4. An intravascular loop probe as defined in claim 2, further comprising a ground electrode through which said other ends of said loops are passed and a ground lead connected to said ground electrode for grounding said probe.
5. An intravascular loop probe as defined in claim 3, further comprising insulative means joining said closed ends of said loops to cooperate with said stem in maintaining said loops perpendicular to each other when expanded, and to facilitate insertion of said probe into said larger conduit.
6. An intravascular loop probe as defined in claim 2 further comprising a circuit means connected to said loop terminals for receiving said signals and adapted to maximize the same regardless of the orientation of said loops in said magnetic field.
7. An intravascular loop probe as defined in claim 6, further comprising means of joining said other ends of said loops to form a stiff and flexible stem thereat to facilitate insertion and positioning of said probe in said larger conduit.
8. An intravascular loop probe as defined in claim 7, further comprising a ground electrode through which said other ends of said loops are passed, and a ground lead connected to said electrode for grounding said probe.
9. An intravascular loop probe as defined in claim 7, further comprising terminal leads connected to said terminals of said loops for connection to said circuit means external of said circuit means.
10. An intravascular loop probe as defined in claim 1, further comprising a circuit means connected to said loop terminals for receiving said signals and adapted to maximize the same for a given direction of the axis of said loops regardless of the orientation of said loops in said magnetic field.
11. An intravascular loop probe as defined in claim 10, wherein said circuit means comprises:
- an amplifier means for amplifying said signals;
- a squarer circuit means arranged to square the amplified signals;
- an adder circuit means arranged to add the squared signals; and
- square root circuit means arranged to derive output voltage signals corresponding to the square root of the added squared signals, whereby said output voltage signals will be independent of rotational orientation of said loops within the conduit in said magnetic field.
12. An intravascular loop probe as defined in claim 1, further comprising a circuit means connected to said loop terminals for receiving said signals and adapted to process the same so as to yield a constant signal output, regardless of the orientation of said loops in said magnetic field for a given direction of the axis of said loops.
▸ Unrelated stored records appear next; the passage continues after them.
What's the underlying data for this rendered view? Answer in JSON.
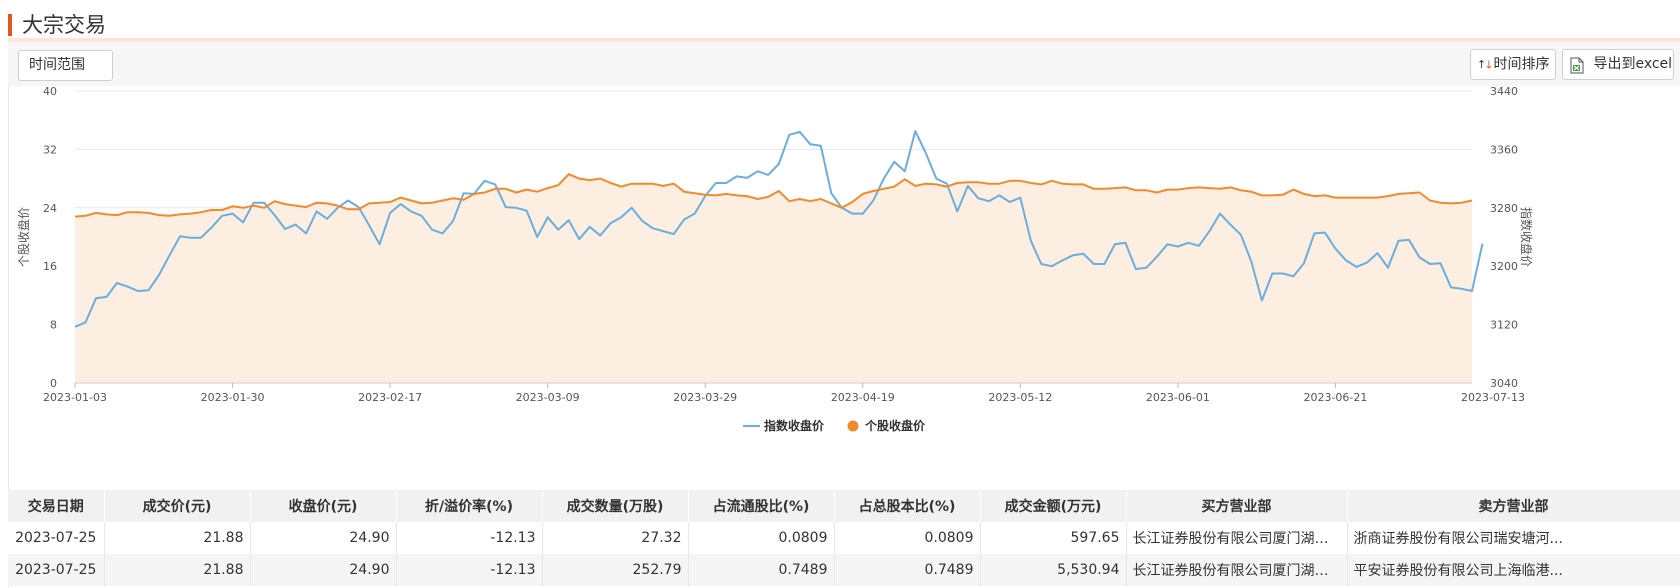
{
  "page": {
    "title": "大宗交易"
  },
  "toolbar": {
    "range_label": "时间范围",
    "sort_label": "时间排序",
    "export_label": "导出到excel"
  },
  "colors": {
    "index": "#6aaedd",
    "stock": "#f08a2c",
    "accent": "#e2581f",
    "area": "#fdeee2"
  },
  "chart_data": {
    "type": "line",
    "x_ticks": [
      "2023-01-03",
      "2023-01-30",
      "2023-02-17",
      "2023-03-09",
      "2023-03-29",
      "2023-04-19",
      "2023-05-12",
      "2023-06-01",
      "2023-06-21",
      "2023-07-13"
    ],
    "y_left": {
      "label": "个股收盘价",
      "min": 0,
      "max": 40,
      "ticks": [
        "0",
        "8",
        "16",
        "24",
        "32",
        "40"
      ]
    },
    "y_right": {
      "label": "指数收盘价",
      "min": 3040,
      "max": 3440,
      "ticks": [
        "3040",
        "3120",
        "3200",
        "3280",
        "3360",
        "3440"
      ]
    },
    "legend": [
      "指数收盘价",
      "个股收盘价"
    ],
    "legend_position": "bottom-center",
    "series": [
      {
        "name": "指数收盘价",
        "axis": "right",
        "values": [
          3117,
          3123,
          3156,
          3158,
          3177,
          3172,
          3166,
          3167,
          3188,
          3215,
          3241,
          3239,
          3239,
          3253,
          3269,
          3272,
          3260,
          3287,
          3287,
          3270,
          3251,
          3257,
          3245,
          3275,
          3265,
          3280,
          3290,
          3281,
          3256,
          3230,
          3273,
          3285,
          3275,
          3269,
          3250,
          3245,
          3262,
          3300,
          3299,
          3317,
          3312,
          3281,
          3280,
          3276,
          3240,
          3267,
          3250,
          3263,
          3237,
          3254,
          3242,
          3259,
          3267,
          3280,
          3262,
          3252,
          3248,
          3244,
          3264,
          3272,
          3296,
          3314,
          3314,
          3323,
          3321,
          3330,
          3325,
          3340,
          3380,
          3384,
          3367,
          3365,
          3300,
          3280,
          3272,
          3272,
          3290,
          3320,
          3343,
          3330,
          3385,
          3355,
          3320,
          3313,
          3275,
          3310,
          3293,
          3289,
          3297,
          3288,
          3294,
          3235,
          3203,
          3200,
          3208,
          3215,
          3217,
          3203,
          3203,
          3230,
          3232,
          3196,
          3198,
          3213,
          3230,
          3227,
          3232,
          3228,
          3248,
          3272,
          3257,
          3243,
          3206,
          3153,
          3190,
          3190,
          3186,
          3204,
          3245,
          3246,
          3224,
          3208,
          3199,
          3205,
          3218,
          3198,
          3235,
          3236,
          3212,
          3203,
          3204,
          3171,
          3169,
          3166,
          3231
        ]
      },
      {
        "name": "个股收盘价",
        "axis": "left",
        "values": [
          22.8,
          22.9,
          23.3,
          23.1,
          23.0,
          23.4,
          23.4,
          23.3,
          23.0,
          22.9,
          23.1,
          23.2,
          23.4,
          23.7,
          23.7,
          24.2,
          24.0,
          24.3,
          24.0,
          24.9,
          24.5,
          24.3,
          24.1,
          24.7,
          24.6,
          24.3,
          23.8,
          23.8,
          24.6,
          24.7,
          24.8,
          25.4,
          25.0,
          24.6,
          24.7,
          25.0,
          25.3,
          25.1,
          25.9,
          26.1,
          26.6,
          26.6,
          26.1,
          26.5,
          26.2,
          26.7,
          27.1,
          28.6,
          28.0,
          27.8,
          28.0,
          27.4,
          26.9,
          27.3,
          27.3,
          27.3,
          27.0,
          27.3,
          26.2,
          26.0,
          25.8,
          25.7,
          25.9,
          25.7,
          25.6,
          25.2,
          25.5,
          26.3,
          24.9,
          25.2,
          24.9,
          25.2,
          24.6,
          24.0,
          24.8,
          25.9,
          26.3,
          26.6,
          26.9,
          27.9,
          27.0,
          27.3,
          27.2,
          26.9,
          27.4,
          27.5,
          27.5,
          27.3,
          27.3,
          27.7,
          27.7,
          27.4,
          27.2,
          27.7,
          27.3,
          27.2,
          27.2,
          26.6,
          26.6,
          26.7,
          26.8,
          26.4,
          26.4,
          26.1,
          26.5,
          26.5,
          26.7,
          26.8,
          26.7,
          26.6,
          26.8,
          26.4,
          26.2,
          25.7,
          25.7,
          25.8,
          26.5,
          25.9,
          25.6,
          25.7,
          25.4,
          25.4,
          25.4,
          25.4,
          25.4,
          25.6,
          25.9,
          26.0,
          26.1,
          25.0,
          24.7,
          24.6,
          24.7,
          25.0
        ]
      }
    ]
  },
  "table": {
    "headers": [
      "交易日期",
      "成交价(元)",
      "收盘价(元)",
      "折/溢价率(%)",
      "成交数量(万股)",
      "占流通股比(%)",
      "占总股本比(%)",
      "成交金额(万元)",
      "买方营业部",
      "卖方营业部"
    ],
    "rows": [
      [
        "2023-07-25",
        "21.88",
        "24.90",
        "-12.13",
        "27.32",
        "0.0809",
        "0.0809",
        "597.65",
        "长江证券股份有限公司厦门湖滨北...",
        "浙商证券股份有限公司瑞安塘河..."
      ],
      [
        "2023-07-25",
        "21.88",
        "24.90",
        "-12.13",
        "252.79",
        "0.7489",
        "0.7489",
        "5,530.94",
        "长江证券股份有限公司厦门湖滨北...",
        "平安证券股份有限公司上海临港..."
      ]
    ]
  }
}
13. In an intravascular flow sensor for measuring a rate of flow in a first larger diameter biological fluid carrying conduit through which said sensor has been inserted from a second smaller diameter conduit, the improvement comprising:
- two pairs of electrodes, first means for disposing the electrodes of one pair of said pairs of electrodes at opposite ends of a first diameter of said first conduit, second means for disposing the electrodes of the second pair of said pairs of electrodes opposite ends of a second diameter of said first conduit, said second diameter being perpendicular to said first diameter;
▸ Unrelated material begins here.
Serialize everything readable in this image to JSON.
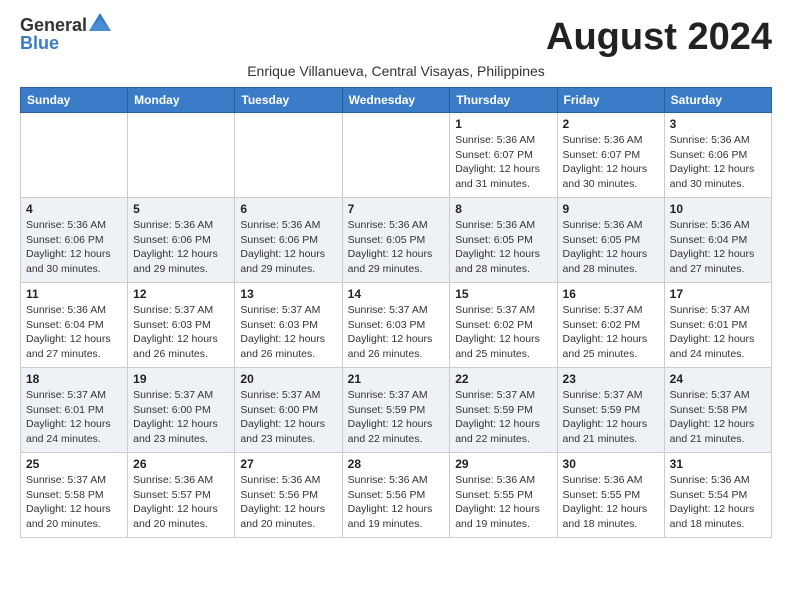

- said first and second means including a plurality of resiliently deformable terminable closed wire loops, each closed at one end and having electrical terminals at the other end with one of said electrodes supported thereinbetween said closed loops being deformable to pass through said second smaller diameter conduit and expansible in said larger diameter conduit, whereby an externally applied magnetic field will cause induction of voltages in said flowing fluid in said first conduit which voltages will be picked up by said electrodes, said voltages corresponding to said rate of fluid flowing in said first larger conduit.
|3605726||September 1971||William et al.|
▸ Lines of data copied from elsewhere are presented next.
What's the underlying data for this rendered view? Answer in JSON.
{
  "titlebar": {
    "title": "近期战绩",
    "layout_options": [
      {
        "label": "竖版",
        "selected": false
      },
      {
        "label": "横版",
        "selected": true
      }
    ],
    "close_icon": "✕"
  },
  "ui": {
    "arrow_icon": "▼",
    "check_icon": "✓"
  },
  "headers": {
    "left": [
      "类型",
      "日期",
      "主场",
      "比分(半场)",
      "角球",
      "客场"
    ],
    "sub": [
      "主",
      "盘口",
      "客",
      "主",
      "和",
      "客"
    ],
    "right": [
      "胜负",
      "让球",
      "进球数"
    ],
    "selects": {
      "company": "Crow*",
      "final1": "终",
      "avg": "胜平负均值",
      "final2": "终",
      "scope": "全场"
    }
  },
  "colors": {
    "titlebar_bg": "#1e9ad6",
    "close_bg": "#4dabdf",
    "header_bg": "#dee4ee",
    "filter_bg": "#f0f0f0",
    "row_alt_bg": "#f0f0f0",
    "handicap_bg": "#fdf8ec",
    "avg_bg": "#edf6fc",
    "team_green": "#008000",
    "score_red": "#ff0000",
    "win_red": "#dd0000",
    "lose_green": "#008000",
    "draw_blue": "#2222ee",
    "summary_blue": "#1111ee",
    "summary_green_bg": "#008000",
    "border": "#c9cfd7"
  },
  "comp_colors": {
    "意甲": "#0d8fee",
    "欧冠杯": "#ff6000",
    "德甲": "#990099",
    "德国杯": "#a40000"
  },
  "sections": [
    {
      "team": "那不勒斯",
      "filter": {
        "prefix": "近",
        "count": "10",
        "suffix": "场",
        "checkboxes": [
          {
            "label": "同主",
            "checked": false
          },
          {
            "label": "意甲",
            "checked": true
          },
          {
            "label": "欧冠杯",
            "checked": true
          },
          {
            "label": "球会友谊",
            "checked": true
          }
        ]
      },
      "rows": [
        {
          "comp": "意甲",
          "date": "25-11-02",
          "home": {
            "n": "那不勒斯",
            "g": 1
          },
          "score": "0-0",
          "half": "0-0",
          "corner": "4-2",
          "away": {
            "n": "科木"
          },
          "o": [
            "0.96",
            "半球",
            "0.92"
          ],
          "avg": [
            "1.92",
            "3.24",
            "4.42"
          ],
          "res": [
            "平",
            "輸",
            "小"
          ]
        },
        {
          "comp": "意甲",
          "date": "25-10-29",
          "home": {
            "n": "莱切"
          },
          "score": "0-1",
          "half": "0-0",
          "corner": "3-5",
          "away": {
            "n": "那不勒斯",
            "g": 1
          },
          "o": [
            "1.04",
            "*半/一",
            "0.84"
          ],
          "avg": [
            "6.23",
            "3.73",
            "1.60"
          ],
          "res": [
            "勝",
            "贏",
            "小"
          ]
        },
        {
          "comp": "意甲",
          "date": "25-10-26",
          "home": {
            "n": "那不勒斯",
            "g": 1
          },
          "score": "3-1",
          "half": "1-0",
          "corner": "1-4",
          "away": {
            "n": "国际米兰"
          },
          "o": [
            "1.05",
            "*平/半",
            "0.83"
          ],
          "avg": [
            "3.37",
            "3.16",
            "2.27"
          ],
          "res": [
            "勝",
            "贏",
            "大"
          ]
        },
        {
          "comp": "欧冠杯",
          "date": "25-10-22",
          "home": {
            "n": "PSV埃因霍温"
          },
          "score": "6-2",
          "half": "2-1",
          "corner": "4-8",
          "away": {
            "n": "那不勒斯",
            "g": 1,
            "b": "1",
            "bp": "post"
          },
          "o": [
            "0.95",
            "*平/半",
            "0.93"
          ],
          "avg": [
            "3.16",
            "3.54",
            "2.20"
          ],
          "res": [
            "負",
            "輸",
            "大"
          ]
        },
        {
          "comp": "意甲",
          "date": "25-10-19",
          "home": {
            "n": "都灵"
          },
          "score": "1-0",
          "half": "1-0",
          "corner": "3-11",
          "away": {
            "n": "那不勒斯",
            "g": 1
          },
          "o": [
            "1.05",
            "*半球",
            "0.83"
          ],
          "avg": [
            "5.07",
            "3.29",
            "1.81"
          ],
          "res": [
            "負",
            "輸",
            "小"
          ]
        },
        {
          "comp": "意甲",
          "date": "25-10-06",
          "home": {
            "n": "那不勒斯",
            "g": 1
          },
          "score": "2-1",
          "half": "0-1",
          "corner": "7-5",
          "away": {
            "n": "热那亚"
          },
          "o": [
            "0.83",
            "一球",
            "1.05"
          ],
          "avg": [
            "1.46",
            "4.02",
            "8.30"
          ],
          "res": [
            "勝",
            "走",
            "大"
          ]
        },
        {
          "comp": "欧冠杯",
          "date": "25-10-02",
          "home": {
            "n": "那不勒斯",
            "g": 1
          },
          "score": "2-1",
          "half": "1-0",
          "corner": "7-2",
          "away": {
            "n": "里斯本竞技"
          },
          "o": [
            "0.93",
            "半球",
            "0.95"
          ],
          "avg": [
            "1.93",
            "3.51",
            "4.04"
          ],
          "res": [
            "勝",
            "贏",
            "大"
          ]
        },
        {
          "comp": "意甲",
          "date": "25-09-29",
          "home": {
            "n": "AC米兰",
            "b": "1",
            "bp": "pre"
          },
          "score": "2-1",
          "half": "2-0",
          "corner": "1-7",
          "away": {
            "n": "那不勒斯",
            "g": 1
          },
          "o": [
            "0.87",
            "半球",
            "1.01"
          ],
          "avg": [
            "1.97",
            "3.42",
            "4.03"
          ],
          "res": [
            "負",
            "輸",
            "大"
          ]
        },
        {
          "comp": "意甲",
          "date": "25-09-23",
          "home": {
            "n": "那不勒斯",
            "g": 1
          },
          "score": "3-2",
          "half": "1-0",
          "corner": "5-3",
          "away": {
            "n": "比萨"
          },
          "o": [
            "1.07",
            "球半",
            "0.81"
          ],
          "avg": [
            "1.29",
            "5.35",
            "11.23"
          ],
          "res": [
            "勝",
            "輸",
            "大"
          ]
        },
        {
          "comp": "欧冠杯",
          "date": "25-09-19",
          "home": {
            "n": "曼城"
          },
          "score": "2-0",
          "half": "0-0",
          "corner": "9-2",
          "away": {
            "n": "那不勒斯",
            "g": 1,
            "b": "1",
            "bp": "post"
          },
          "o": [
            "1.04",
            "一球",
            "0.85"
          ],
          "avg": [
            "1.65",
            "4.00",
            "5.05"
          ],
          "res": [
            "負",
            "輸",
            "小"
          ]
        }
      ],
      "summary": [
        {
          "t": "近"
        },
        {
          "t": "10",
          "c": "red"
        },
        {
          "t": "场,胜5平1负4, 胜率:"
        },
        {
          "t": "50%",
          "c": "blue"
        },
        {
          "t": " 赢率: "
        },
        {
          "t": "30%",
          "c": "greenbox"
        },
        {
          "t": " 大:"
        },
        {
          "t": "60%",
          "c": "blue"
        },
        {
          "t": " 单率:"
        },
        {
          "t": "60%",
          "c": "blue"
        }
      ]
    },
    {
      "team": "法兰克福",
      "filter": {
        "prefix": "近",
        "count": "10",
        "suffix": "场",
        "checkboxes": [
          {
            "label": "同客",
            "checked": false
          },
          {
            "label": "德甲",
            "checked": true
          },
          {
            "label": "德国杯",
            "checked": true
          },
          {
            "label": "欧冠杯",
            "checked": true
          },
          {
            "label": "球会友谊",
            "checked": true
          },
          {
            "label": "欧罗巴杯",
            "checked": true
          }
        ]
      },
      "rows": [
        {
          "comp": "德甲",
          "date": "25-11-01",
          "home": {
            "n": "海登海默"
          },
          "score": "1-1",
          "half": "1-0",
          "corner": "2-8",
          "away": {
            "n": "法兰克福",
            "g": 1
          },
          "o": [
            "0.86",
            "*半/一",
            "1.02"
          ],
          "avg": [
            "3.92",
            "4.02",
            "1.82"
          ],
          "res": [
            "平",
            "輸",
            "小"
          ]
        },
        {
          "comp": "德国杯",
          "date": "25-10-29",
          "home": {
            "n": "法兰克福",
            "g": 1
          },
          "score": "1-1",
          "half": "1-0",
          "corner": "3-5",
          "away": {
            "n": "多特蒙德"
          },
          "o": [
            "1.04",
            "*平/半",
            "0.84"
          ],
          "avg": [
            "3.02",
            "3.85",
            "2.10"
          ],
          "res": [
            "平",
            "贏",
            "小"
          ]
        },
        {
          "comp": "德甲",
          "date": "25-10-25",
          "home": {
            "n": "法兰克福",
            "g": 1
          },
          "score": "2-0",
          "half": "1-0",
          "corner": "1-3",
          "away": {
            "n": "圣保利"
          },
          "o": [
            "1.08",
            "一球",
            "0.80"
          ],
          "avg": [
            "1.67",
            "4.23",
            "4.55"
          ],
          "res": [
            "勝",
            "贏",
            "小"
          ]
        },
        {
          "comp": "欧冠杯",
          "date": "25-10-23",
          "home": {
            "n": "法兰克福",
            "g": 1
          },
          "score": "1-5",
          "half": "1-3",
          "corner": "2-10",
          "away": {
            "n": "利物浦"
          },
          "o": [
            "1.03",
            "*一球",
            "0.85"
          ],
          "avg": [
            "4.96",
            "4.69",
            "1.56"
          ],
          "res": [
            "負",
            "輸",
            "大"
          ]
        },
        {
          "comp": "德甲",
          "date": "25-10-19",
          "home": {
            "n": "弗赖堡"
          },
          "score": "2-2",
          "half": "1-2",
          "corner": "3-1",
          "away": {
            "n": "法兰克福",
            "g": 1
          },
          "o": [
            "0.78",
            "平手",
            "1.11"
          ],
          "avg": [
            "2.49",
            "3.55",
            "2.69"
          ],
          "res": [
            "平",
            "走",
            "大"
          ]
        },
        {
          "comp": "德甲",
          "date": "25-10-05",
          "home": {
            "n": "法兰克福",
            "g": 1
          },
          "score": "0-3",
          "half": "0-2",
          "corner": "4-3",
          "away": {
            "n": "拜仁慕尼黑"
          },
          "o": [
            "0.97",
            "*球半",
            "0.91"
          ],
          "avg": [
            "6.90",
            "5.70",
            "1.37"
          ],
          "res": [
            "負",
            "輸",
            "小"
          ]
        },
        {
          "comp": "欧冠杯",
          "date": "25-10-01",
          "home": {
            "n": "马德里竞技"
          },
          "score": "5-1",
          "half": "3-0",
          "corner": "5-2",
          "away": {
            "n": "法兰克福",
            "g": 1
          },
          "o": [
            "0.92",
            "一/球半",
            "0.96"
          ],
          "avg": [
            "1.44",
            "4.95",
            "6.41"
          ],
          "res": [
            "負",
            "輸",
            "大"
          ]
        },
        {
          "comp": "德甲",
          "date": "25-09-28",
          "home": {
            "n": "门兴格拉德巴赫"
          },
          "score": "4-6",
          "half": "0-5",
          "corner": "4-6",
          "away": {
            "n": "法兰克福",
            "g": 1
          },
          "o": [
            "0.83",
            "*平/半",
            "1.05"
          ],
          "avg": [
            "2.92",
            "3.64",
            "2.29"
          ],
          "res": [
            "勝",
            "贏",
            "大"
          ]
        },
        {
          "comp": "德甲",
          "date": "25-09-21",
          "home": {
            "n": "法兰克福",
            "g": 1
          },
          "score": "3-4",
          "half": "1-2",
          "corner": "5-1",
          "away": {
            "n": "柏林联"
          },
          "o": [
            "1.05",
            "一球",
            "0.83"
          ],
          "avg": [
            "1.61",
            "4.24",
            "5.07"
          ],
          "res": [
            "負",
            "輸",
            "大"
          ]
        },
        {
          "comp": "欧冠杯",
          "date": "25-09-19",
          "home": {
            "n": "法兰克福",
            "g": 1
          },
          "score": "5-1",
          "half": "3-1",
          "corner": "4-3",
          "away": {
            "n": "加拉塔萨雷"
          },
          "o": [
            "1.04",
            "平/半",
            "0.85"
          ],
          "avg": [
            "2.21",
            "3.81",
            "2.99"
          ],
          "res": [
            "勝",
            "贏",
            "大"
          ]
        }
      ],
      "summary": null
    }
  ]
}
|3798967||March 1974||Gieles et al.|
- Berens et al., "New Stable . . . Pacing Loop", Am. J. Cardiology, vol. 34, Sep. 1974, 325-332. Kolin et al., "An Intra-Arteria . . . Gauge", IEEE Trans on Bio-Med Eng., vol. 18, No. 2, Mar. 1971, pp. 110-114.
International Classification: A61B 502;